Truth       Earth

Tomb of Alexander VII Truth
photo: Carlo Raso

Tomb Alexander VII      Bozzetto     Victoria and Albert Museum      ‘Mors ad Caelos’

Tomb of Alexander VII:  ‘Mors ad Caelos’
photos: Sailko

The combination of Death and his hourglass directly above the middle of the doors refers to an old and long-lasting tradition in which these images represent the door that you eventually have to pass through and definitively close behind you. In the Chigi Chapel for example, you can read the motto ‘Mors ad Caelos’: Death opens the road to heaven. The doors under the niche suggest they lead to his grave.

Death and his hourglass        Hourglass

 Tomb of Alexander VII: Death hourglass
photo hourglass: Carlo Raso

Guido Ubaldo Abbtini ‘Pope Alexander VII’ 1655-1656

Surrounded by these four virtues, Alexander VII is praying that his soul may triumph over death. Pope Alexander VII was obsessed with death. It is known that Alexander VII commissioned Bernini to build a casket for him only three days after he was elected pontiff. He placed this casket and marble skull (bottom) in his bedroom as a memento mori. Alexander VII also ate all his meals from dishes decorated with human skulls.

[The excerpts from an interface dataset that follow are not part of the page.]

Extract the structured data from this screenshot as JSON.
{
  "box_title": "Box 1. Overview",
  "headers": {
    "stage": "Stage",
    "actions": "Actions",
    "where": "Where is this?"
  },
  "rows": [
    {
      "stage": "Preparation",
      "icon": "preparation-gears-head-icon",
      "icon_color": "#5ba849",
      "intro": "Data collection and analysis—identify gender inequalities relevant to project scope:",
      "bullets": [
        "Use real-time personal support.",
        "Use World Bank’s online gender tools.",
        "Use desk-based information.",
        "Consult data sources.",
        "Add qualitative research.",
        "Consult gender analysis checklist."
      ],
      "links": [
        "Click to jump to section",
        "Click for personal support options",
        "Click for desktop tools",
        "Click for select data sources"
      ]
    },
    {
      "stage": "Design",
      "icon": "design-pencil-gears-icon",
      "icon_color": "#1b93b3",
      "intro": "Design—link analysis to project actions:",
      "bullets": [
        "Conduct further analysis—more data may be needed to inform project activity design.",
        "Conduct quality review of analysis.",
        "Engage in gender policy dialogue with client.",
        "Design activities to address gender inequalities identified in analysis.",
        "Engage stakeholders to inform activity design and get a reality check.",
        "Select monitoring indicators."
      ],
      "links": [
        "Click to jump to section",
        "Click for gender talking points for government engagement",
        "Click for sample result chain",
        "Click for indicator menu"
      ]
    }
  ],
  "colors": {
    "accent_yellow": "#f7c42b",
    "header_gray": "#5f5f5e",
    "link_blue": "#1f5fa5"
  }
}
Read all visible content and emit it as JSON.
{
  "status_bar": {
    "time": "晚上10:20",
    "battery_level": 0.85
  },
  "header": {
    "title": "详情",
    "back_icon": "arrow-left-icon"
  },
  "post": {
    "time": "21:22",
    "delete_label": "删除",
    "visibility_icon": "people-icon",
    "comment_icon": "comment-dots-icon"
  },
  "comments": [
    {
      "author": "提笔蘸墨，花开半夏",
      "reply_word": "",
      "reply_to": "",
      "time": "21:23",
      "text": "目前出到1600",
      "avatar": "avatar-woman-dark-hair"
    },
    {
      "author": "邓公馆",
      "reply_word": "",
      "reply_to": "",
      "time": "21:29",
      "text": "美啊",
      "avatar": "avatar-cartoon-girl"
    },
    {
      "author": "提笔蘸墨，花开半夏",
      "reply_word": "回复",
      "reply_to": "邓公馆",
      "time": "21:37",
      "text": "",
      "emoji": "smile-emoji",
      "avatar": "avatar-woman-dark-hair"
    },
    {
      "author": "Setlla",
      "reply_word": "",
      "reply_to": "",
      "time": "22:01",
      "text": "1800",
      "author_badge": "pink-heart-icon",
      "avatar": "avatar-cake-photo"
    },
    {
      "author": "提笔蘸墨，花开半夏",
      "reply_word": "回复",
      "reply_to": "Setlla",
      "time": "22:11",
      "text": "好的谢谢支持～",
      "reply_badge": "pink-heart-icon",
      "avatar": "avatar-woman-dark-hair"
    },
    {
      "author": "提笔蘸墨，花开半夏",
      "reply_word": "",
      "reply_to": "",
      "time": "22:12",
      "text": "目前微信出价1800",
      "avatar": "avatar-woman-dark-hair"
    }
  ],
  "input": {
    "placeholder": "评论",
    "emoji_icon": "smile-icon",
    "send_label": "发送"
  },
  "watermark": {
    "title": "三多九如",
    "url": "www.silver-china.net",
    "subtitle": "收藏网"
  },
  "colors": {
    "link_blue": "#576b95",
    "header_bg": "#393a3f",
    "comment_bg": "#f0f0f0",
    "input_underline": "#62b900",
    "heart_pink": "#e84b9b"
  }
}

In 1656 Alexander met Gian Lorenzo to discuss the design of his tomb and the necessary marble was ordered straight away. After Alexander VII’s death Cardinal Flavio Chigi (L.F. Voet 17e eeuw) ensured that the tomb was completed as agreed. In 1672 Bernini received final payment for the tomb: 1000 scudi; the tomb was completed in 1678 (More information see Wikipedia).

Guido Ubaldo Abbtini 'Pope Alexander VII'

St. Peter’s cathedra and the albaster window with the Holy Ghost

St. Peter’s cathedra window Holy Ghost
photos: Steven Zucker and window: Erik Törner
photo: Arthur T. LaBar

The Throne of St. Peter and Dove of the Holy Spirit

Archaeological research has shown that the cathedra, or seat, dates from a later period.

Cathedra Petri     Tiara     The Chair of St. Peter      The Holy Ghost      Apse

St. Peter’s cathedra
photos: Lawrence OP; Wikipedia; tiara: David Macchi and apse: Feng Zhouc

“Around the inside of the dome is written, in letters 1.4 metres
TV ES PETRVS ET SVPER HANC PETRAM AEDIFICABO ECCLESIAM MEAM ET TIBI DABO CLAVES REGNI CAELORVM; you are Peter, and on this rock I will build my. and I will give you the keys of the kingdom of heavenVulgate Matthew 16:18 (Matthew 16:18)

Beneath the lantern is the inscription
S. PETRI GLORIAE SIXTVS PP. V. A. M. D. XC. PONTIF. V (To the glory of St Peter; Sixtus V, pope, in the year 1590, the fifth of his pontificate.” Source Wikipedia

photo: Burkhard Mücke

We will also climb the dome; between the double shells, that is. The dome is a design by Michelangelo, who based his dome on Brunelleschi’s famous dome of the Florence cathedral.

Dome interior    Lantern

St. Peter’s dome
photos: Jebulon; dome interior: Anna Fox and Wikipedia

You will get to see the wooden scale model of St Peter’s dome on the day of your visit to the Vatican Museum.

Continuation Rome day 4: Bernini’s Scala regia